Exploring Coolum by Mountain Bike is exciting – even if things don’t go exactly as planned.

Stumers Creek

My friend Jason rode with me for the day, and agreed to let me show him around some of my favourite mountain biking spots near Coolum Beach.

We started by riding a quiet sandy trail along Stumers Creek towards the beach.

Climbing the Emu

The trail led us behind Emu Mountain northwards towards Peregian Springs. Emu Mountain is also known as “Mount Peregian”. “Peregian” is the Aboriginal word for “Emu”.

Mid-ride RepairsFixing a Derailleur Hanger

At this point we had a bit of a disaster. Jason broke the rear derailleur hanger on his bike. This is the small bit of metal that attaches the derailleur (gear changing thingy) to the frame of the bike.

I always carry a spare hanger, but my spare was shaped for my Giant bike, not Jason’s Canondale. After lots of greasy fiddling we managed to fit my hanger to his bike, but he couldn’t change gears, and the chain crunched painfully as he turned the crank. His bike was in no condition to ride all day, so I asked a big favour of a local friend.
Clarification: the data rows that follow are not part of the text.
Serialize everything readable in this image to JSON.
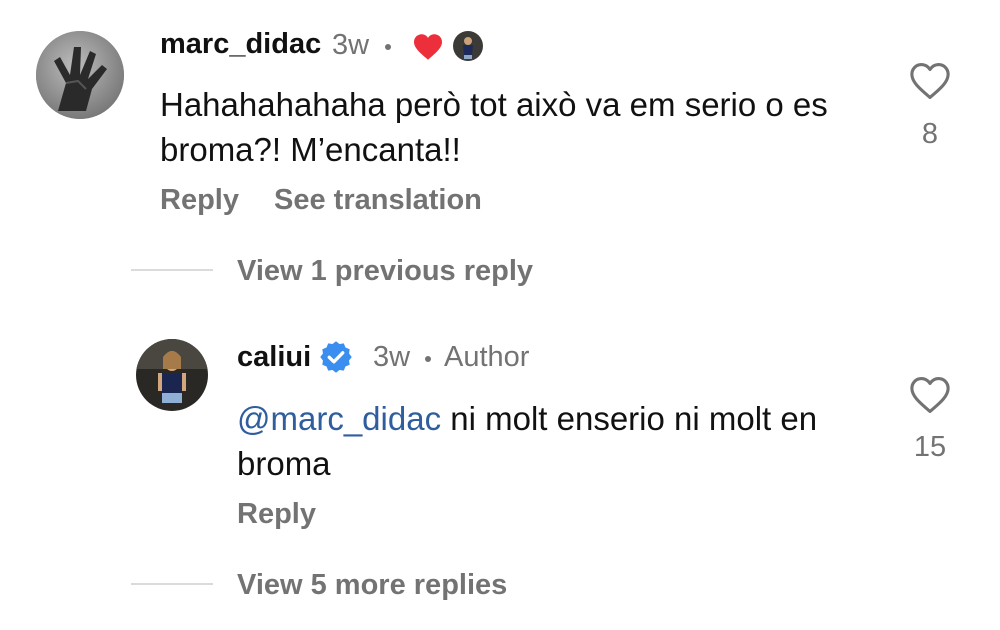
{
  "comment": {
    "username": "marc_didac",
    "age": "3w",
    "text": "Hahahahahaha però tot això va em serio o es broma?! M’encanta!!",
    "like_count": "8",
    "reply_label": "Reply",
    "translate_label": "See translation",
    "liked_by_author": true,
    "heart_color": "#ed2f3c"
  },
  "previous_replies": {
    "label": "View 1 previous reply"
  },
  "reply": {
    "username": "caliui",
    "verified": true,
    "verified_color": "#3a8ef0",
    "age": "3w",
    "author_badge": "Author",
    "mention": "@marc_didac",
    "text": " ni molt enserio ni molt en broma",
    "like_count": "15",
    "reply_label": "Reply"
  },
  "more_replies": {
    "label": "View 5 more replies"
  }
}
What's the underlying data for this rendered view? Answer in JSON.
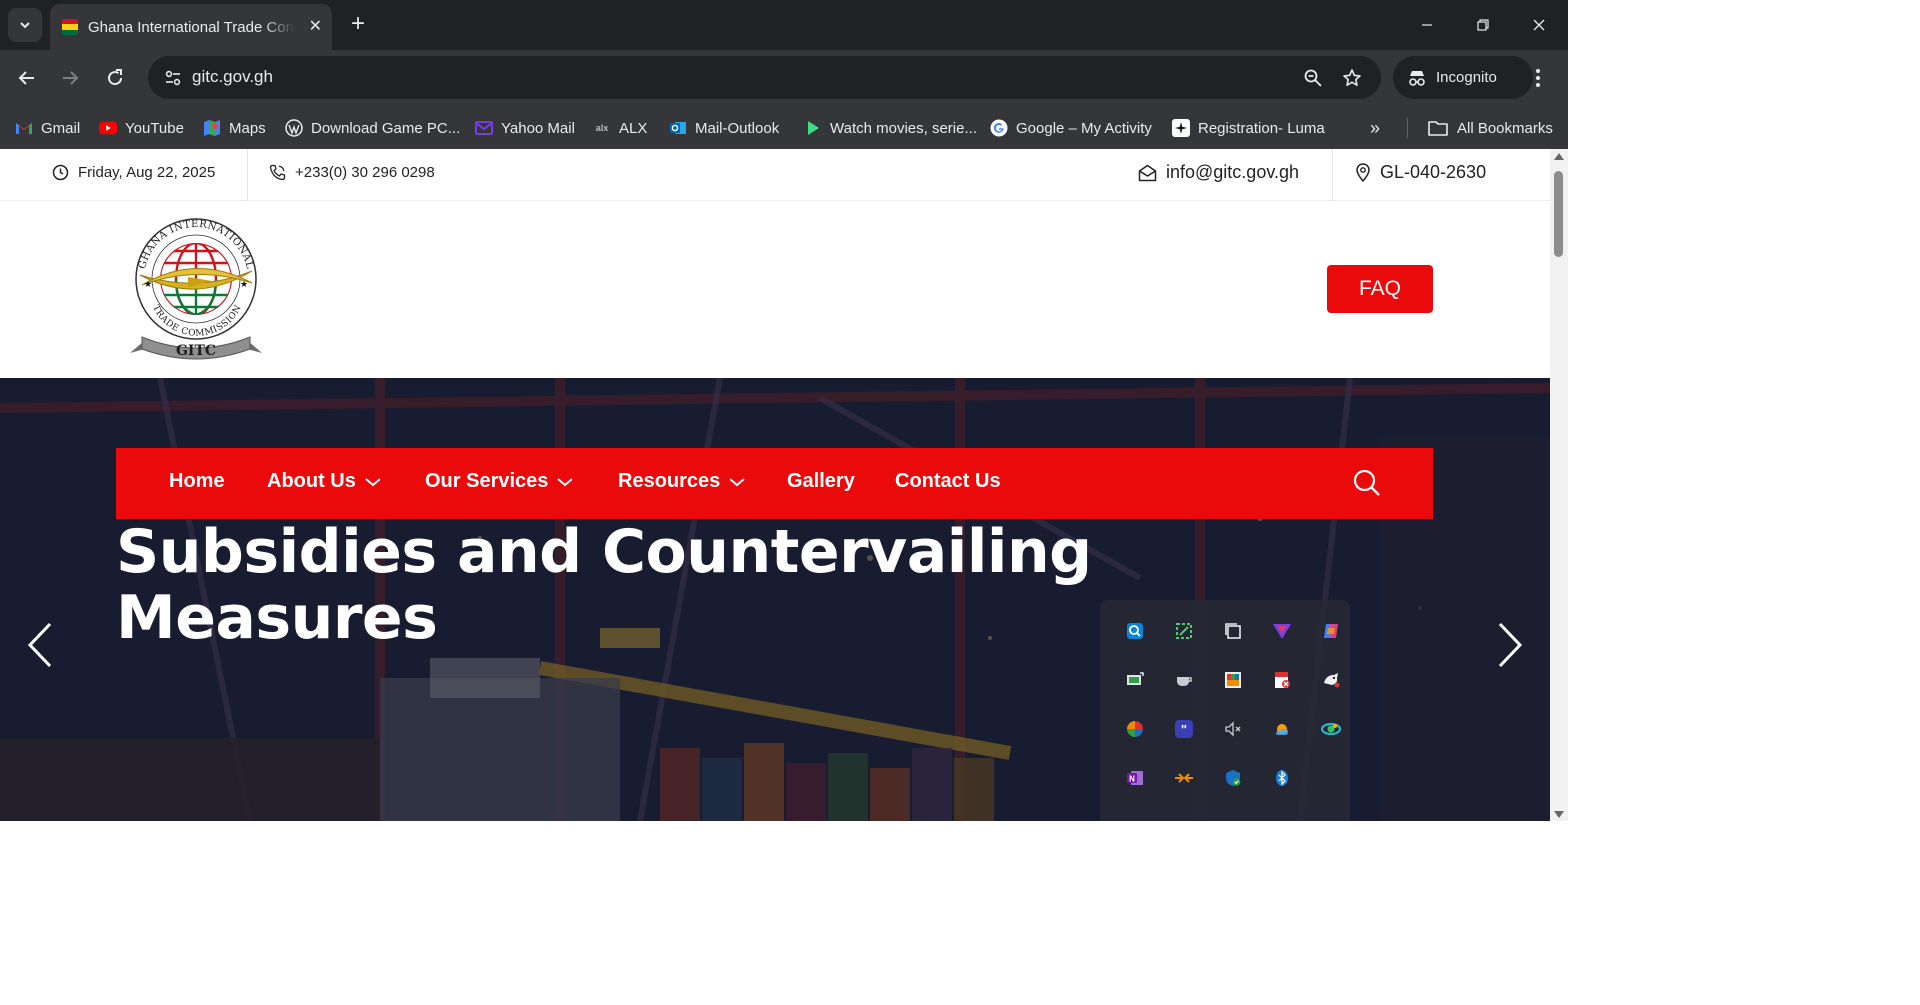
{
  "browser": {
    "tab": {
      "title": "Ghana International Trade Commission",
      "close_glyph": "✕"
    },
    "new_tab_glyph": "+",
    "url": "gitc.gov.gh",
    "incognito_label": "Incognito",
    "bookmarks": [
      {
        "label": "Gmail",
        "icon": "gmail-icon"
      },
      {
        "label": "YouTube",
        "icon": "youtube-icon"
      },
      {
        "label": "Maps",
        "icon": "maps-icon"
      },
      {
        "label": "Download Game PC...",
        "icon": "wordpress-icon"
      },
      {
        "label": "Yahoo Mail",
        "icon": "yahoo-mail-icon"
      },
      {
        "label": "ALX",
        "icon": "alx-icon"
      },
      {
        "label": "Mail-Outlook",
        "icon": "outlook-icon"
      },
      {
        "label": "Watch movies, serie...",
        "icon": "play-icon"
      },
      {
        "label": "Google – My Activity",
        "icon": "google-icon"
      },
      {
        "label": "Registration- Luma",
        "icon": "luma-icon"
      }
    ],
    "overflow_glyph": "»",
    "all_bookmarks_label": "All Bookmarks"
  },
  "topbar": {
    "date": "Friday, Aug 22, 2025",
    "phone": "+233(0) 30 296 0298",
    "email": "info@gitc.gov.gh",
    "postal": "GL-040-2630"
  },
  "header": {
    "logo_text": {
      "top_arc": "GHANA INTERNATIONAL",
      "bottom_arc": "TRADE COMMISSION",
      "ribbon": "GITC"
    },
    "faq_label": "FAQ"
  },
  "nav": {
    "items": [
      {
        "label": "Home",
        "dropdown": false
      },
      {
        "label": "About Us",
        "dropdown": true
      },
      {
        "label": "Our Services",
        "dropdown": true
      },
      {
        "label": "Resources",
        "dropdown": true
      },
      {
        "label": "Gallery",
        "dropdown": false
      },
      {
        "label": "Contact Us",
        "dropdown": false
      }
    ]
  },
  "hero": {
    "title_line1": "Subsidies and Countervailing",
    "title_line2": "Measures"
  },
  "tray_icons": [
    "search-tray-icon",
    "snipping-tool-icon",
    "multitask-icon",
    "vpn-shield-icon",
    "copilot-icon",
    "network-monitor-icon",
    "cup-icon",
    "color-picker-icon",
    "pdf-tool-icon",
    "cat-app-icon",
    "color-wheel-icon",
    "quotes-app-icon",
    "volume-muted-icon",
    "weather-icon",
    "edge-icon",
    "onenote-icon",
    "sync-arrows-icon",
    "defender-icon",
    "bluetooth-icon"
  ],
  "colors": {
    "brand_red": "#ea0a0c",
    "chrome_dark": "#202124",
    "chrome_mid": "#35363a"
  }
}
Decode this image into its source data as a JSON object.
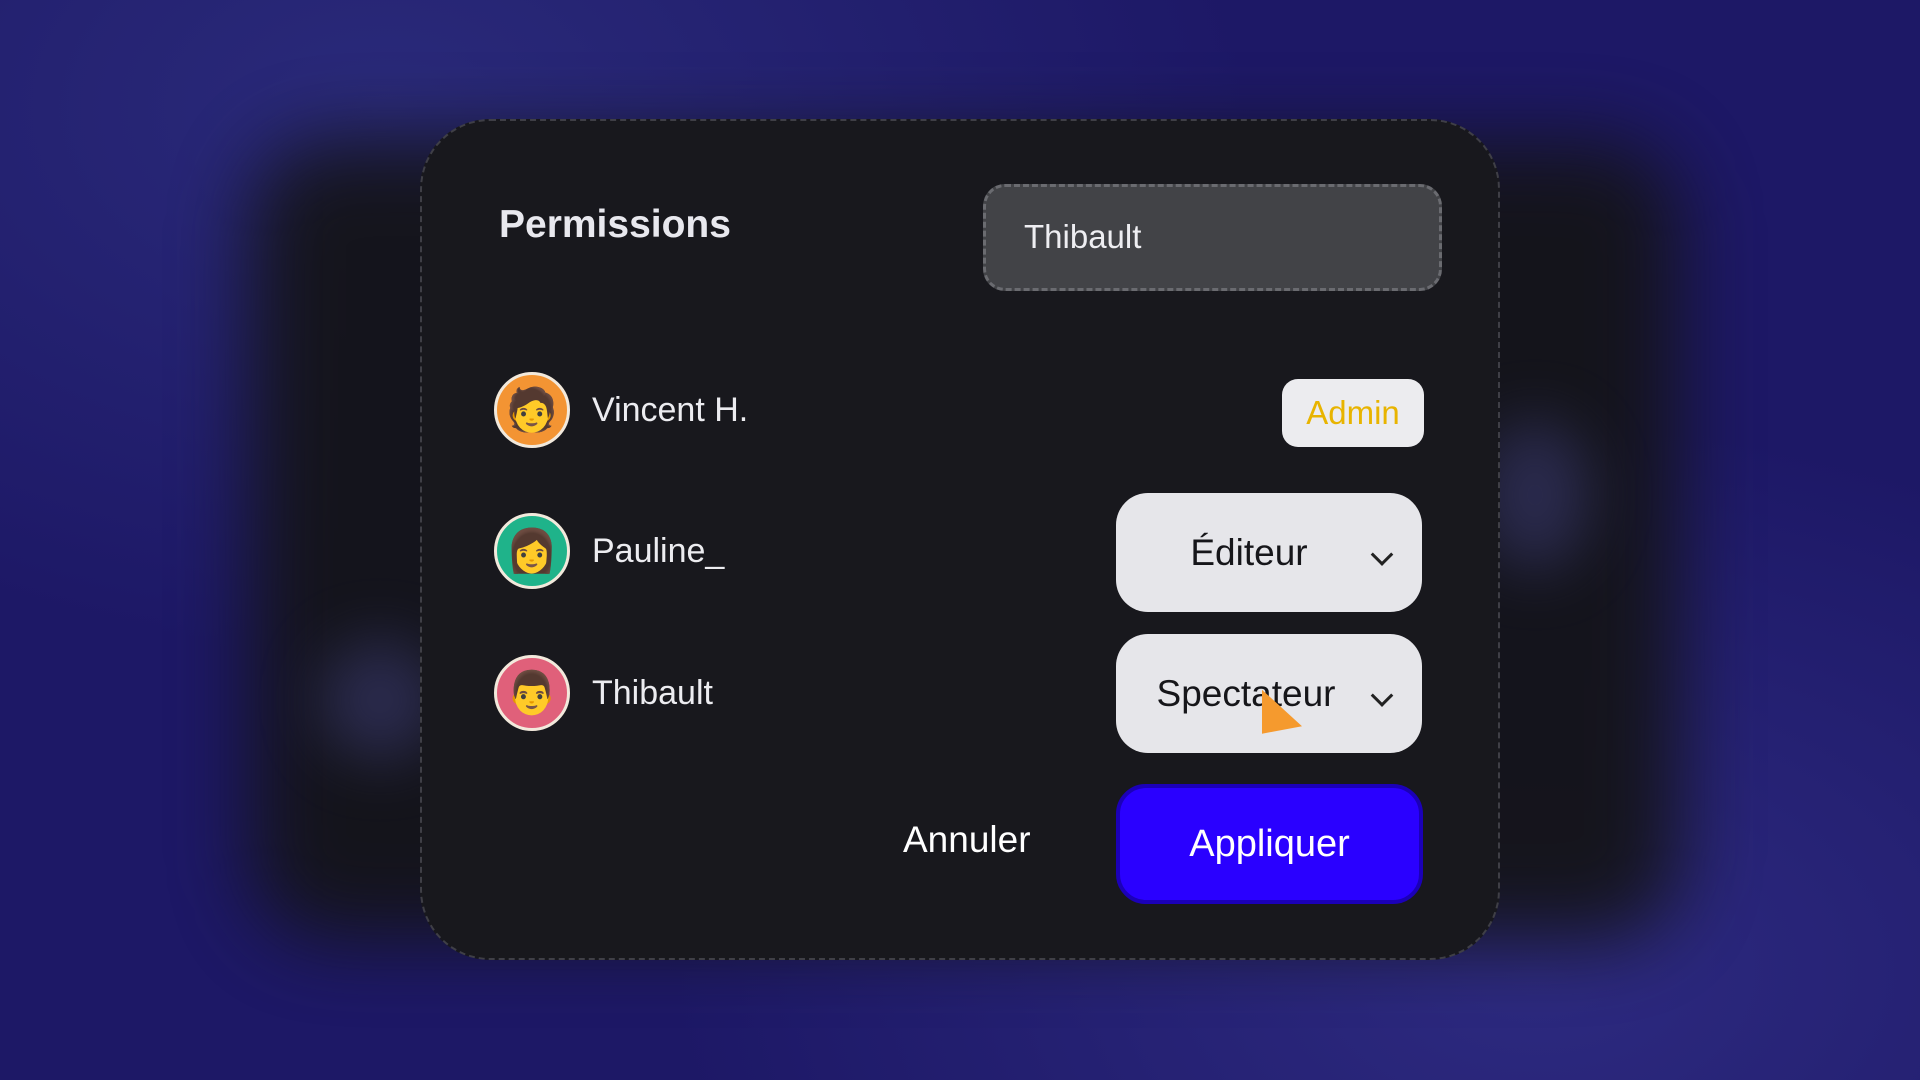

My friend Murray lives in Coolum, and kindly let Jason borrow his bike for the day. So after limping back to Murray’s place, and swapping bikes, we were on our way two hours later than usual. (Yes – we took ages trying to fix that hanger!)

Climbing the Emu

Emu Mountain is a tough little climb on a bike. Being a stronger rider, Jason made it up the hill ages before I finished the slow grind to the top.

Emu Mountain

Our hard work was repaid with stunning views of the coast from Mount Coolum in the south to Noosa in the north. The breeze cooled us off as we soaked up the panorama.

North Arm - Rural Roads

From there we rode westwards along some quiet gravel roads through Yandina Creek. While the coastal strip is busy with new housing developments, it’s nice to still be able to find peaceful back roads and wide horizons.

Eumundi Forest Trails

Eumundi Forest Trails

We stopped for a quick rest and refuel at the trail head before venturing into the forest.

Eumundi Forest Trails

I like the variety of vegetation in Eumundi Forest.

Melaleuca Forest - Eumundi

The Paperbark (Melaleuca) trees are gorgeous to ride through. Unlike Mountain Bikers, Paperbarks don’t mind wet, boggy soil. We were lucky to have had several months of dry weather. All the trails were hard and smooth. I’m sure in a couple of weeks, when the summer rain starts, these trails will revert once more into a tough, muddy swamp.

Eumundi Rain Forest

As we moved northwards through the forest, towards the town of Eumundi, thick rainforest replaced the paperbarks. As we pushed up some of the steep trails we were grateful for the shade of the palm trees.


We had a quick lunch in Eumundi. For a small town it has a variety of delightful little cafes which cater for the visitors to the markets that are held there every week.

Eumundi Forest TrailsEumundi Forest Trails

Eumundi Forest Trails

After lunch we then rode back into the northern section of Eumindi forest on our way eastwards, back towards the coast.

Verrierdale IntersectionRoos Cross Here

This brought us out at the end of Venning Road, in the delightful locality of Verrierdale.

The quiet roads here slope gently down the hill towards the coast…

Relaxing descent

We were both feeling hot and tired at this point in the ride, so we let the bikes coast down the hill and let the breeze cool us down.

We rode a total of 65km in 4 hours, plus an extra two and a quarter hours for repairs and stops.

We climbed 650m of vertical ascent, and I burned about 2,500 kcal.

Since the temperature was in the mid to high 30′s for most of the day, and we had to push the pace to make up for lost time, I’ll rate this ride 8 out of 10 on the tough-o-meter.

In cooler weather, with less time constraints, I’d rate it 7 out of 10.

Thanks, Murray, for saving the day and letting us borrow your bike.

Thanks, Jason, for riding with me.